CSE Doctoral Student Seminar: Yiming Kang and Junjie Liu

Sep 16, 2016
12:30 p.m.
2:00 p.m.
Lopata Hall, Room 101

​​​​​Yiming Kang
Advisor: Michael Brent

"NetProphet 2.0: a Robust, Scalable Approach to Map Transcription Factor Network"

Cells process information, in part, through transcription factor (TF) networks that tune the rates at which individual genes produce their products.  Figuring out which TFs regulate each gene in a genome (TF network mapping) is an important problem in computational biology. Current TF network mapping procedures rely heavily on data about the locations in which each TF bindings to the genome. However, the experiments required to obtain this location data are labor intensive, expensive, and unpredictable. On the other hand, experiments that measure the output of the TF network (the amount of product made by each gene) are more reliable and cost-effective. The​ Brent Lab previously published NetProphet 1.0, a state-of-the-art TF mapping algorithm that requires only output data. Here, we proposed NetProphet 2.0, which incorporates additional machine learning modules into the existing pipeline by making use of genome sequencing information. The ensemble of computational modules consistently improved mapping qualities on two model species (yeast and fruit fly). This work represents a significant step towards making TF network mapping a reliable, semi-automated task that can be applied to any species at a reasonable cost.

Junjie Liu​
Advisor: Roch Guérin

"Scale Down: Improving Job Response Time with Virtualization"

The scalability problem for Web Service is serving increasing job load while maintaining a reasonable response time.
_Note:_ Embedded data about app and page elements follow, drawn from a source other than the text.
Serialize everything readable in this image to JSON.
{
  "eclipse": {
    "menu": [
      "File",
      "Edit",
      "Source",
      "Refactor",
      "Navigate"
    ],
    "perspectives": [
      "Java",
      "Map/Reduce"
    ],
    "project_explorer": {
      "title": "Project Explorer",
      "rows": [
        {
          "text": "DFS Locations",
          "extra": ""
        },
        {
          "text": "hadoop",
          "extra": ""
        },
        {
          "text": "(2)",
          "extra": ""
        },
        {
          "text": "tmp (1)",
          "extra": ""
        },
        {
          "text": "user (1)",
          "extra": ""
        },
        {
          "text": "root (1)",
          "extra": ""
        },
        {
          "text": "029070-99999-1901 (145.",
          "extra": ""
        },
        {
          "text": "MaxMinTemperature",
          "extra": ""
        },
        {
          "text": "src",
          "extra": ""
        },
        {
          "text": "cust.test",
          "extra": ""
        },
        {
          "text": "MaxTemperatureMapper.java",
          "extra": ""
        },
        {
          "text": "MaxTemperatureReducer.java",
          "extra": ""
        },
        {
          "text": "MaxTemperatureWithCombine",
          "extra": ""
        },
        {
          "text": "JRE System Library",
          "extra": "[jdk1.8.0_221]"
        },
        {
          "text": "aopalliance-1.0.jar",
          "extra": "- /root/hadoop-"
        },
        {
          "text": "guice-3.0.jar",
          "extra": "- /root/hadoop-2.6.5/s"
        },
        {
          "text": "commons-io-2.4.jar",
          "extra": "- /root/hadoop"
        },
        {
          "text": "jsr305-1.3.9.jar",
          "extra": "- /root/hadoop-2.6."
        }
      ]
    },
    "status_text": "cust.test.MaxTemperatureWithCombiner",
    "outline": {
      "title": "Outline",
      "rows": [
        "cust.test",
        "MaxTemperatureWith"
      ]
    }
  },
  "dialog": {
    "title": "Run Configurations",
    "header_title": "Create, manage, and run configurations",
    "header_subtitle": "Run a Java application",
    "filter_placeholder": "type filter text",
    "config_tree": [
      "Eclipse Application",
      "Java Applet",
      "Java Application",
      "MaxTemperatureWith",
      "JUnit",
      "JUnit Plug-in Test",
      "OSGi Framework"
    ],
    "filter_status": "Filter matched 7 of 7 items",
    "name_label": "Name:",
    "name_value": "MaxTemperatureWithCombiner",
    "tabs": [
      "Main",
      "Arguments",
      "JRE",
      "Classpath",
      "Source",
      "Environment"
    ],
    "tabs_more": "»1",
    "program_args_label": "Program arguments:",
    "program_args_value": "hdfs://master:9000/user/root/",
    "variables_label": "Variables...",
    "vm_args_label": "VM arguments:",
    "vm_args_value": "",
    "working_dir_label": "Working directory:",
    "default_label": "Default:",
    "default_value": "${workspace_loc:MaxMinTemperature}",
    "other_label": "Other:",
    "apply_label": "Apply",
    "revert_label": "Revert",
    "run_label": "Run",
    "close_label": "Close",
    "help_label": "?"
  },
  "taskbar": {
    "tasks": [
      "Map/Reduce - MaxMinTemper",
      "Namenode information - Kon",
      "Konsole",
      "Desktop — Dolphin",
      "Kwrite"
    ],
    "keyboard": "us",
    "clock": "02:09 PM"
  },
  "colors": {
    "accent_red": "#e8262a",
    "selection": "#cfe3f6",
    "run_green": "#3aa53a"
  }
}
Existing solutions are either increasing the resources on a single server (Scale UP) or increase the number of servers (Scale Out). In my talk, we intend to explore another potential direction: without increase the resources, we simply breaking current resources into multiple virtual servers (Scale Down). And our result shows that, when the job service time distribution has a high CoV (coefficient of variation) with a reasonable amount of system utilization, scale down would greatly improve the average job response time.​